In our experiments, genes encoding two subunits of Pba nitrogenase as well as NifH reductase were up-regulated under nitrogen starvation irrespective of whether the inoculation titre was high or low. The expression of these genes is controlled by global transcriptional regulator NtrC (GlnG), which induces master regulator of nitrogen fixation NifA that activates nitrogen assimilation [25]. Induction of nifA gene was also shown to occur independently of NtrC (GlnG) [11,26,27]. In our experiments, no activation of glnG expression occurred in both analyzed types of nitrogen starving Pba cultures. Nevertheless, in high cell density cultures, nifA gene was highly induced in the course of nitrogen starvation. Herewith, no increase in the transcript level of this gene has been observed for the starving cultures inoculated at low cell density. These results point to NtrC-independent activation of nitrogen stress response in Pba under the described above conditions. In high cell density cultures this response is likely mediated via NifA; the regulators engaged in the coordination of nitrogen stress response under low population density remain unknown. Thus, depending on the type of nitrogen stress response (related to either increase or decrease of the cell titre depending on the initial population density) Pba are likely to utilize alternative regulatory mechanisms in order to adapt to stressful conditions.

Nitrogen assimilated by bacteria is known to be included into biomass within either amino acids or nucleotides [28]. The genes encoding the enzymes responsible for the incorporation of nitrogen into amino acids were not induced under nitrogen starvation of Pba. Herewith, carA and carB genes encoding carbamoyl phosphate synthase were up-regulated in nitrogen starving cultures irrespective of the inoculation titre. This means that the assimilated nitrogen in Pba under the assayed conditions is incorporated into nucleic metabolism.

Taken together, our investigations show that the nitrogen stress response may be represented by two distinct types. The differences in two types are related to dynamics of the population density (increase or decrease) depending on the inoculation titre, and different regulators involved in the activation of the nitrogenase complex. Common features of two adaptive strategies are related to the formation of the cross protected phenotypes, induction of nitrogenase complex in NtrC-independent manner and up-regulation of genes, which products are involved in incorporation of assimilated nitrogen into nucleotides. The described adaptive nitrogen-deficiency-induced optimization of the cell density is not associated with the activation of stringent response-related genes and rpoS gene unlike the resembling reactions occurring under carbon starvation..

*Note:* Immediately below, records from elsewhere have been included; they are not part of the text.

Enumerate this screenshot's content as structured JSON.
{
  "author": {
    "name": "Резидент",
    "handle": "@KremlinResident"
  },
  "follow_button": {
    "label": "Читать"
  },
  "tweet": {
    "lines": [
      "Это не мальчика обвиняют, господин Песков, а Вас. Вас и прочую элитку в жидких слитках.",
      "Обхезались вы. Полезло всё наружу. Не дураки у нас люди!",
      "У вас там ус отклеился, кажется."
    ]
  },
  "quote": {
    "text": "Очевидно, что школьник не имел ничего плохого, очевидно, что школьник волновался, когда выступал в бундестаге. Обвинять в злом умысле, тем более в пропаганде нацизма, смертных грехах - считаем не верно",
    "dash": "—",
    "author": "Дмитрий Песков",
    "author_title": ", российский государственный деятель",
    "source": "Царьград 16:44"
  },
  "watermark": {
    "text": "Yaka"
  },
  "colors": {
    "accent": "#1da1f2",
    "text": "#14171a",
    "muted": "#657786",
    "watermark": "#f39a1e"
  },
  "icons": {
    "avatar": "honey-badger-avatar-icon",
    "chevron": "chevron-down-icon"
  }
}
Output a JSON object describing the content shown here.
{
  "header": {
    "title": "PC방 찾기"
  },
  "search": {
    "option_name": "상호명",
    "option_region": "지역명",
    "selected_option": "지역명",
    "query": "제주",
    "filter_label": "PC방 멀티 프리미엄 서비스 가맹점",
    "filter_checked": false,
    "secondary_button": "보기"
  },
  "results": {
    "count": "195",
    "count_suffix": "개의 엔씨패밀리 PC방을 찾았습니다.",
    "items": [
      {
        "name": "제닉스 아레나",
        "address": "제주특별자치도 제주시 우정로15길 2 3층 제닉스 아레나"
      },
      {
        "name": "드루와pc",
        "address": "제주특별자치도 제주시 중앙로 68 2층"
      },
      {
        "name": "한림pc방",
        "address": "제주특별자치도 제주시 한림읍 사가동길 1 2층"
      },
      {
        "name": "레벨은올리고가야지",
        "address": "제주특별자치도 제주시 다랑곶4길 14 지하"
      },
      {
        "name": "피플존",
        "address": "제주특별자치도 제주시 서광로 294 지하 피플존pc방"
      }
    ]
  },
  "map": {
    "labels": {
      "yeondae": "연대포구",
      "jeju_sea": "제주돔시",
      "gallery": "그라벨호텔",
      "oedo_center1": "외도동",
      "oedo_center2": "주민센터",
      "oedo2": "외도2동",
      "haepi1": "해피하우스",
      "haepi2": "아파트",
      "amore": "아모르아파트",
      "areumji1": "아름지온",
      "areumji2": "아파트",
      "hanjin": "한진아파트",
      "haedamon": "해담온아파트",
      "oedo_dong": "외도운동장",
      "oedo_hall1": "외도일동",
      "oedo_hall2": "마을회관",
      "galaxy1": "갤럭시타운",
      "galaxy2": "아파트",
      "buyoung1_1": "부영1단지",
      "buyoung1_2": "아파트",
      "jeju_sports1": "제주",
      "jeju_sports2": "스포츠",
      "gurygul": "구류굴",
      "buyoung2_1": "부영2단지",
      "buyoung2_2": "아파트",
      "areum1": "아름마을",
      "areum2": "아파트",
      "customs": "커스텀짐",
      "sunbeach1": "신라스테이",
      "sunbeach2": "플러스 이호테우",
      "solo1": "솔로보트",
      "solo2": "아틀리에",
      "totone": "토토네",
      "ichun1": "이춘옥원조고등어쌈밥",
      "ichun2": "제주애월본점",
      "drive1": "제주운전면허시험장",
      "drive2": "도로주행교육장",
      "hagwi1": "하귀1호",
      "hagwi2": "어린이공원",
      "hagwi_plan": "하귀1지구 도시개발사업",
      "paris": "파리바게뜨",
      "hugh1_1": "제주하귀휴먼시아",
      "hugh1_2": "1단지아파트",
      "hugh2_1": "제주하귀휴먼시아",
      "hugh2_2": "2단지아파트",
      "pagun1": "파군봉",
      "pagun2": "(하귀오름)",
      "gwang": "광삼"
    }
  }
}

Acknowledgements

This study was supported by the Russian Science Foundation, project No. 15-14-10022.

References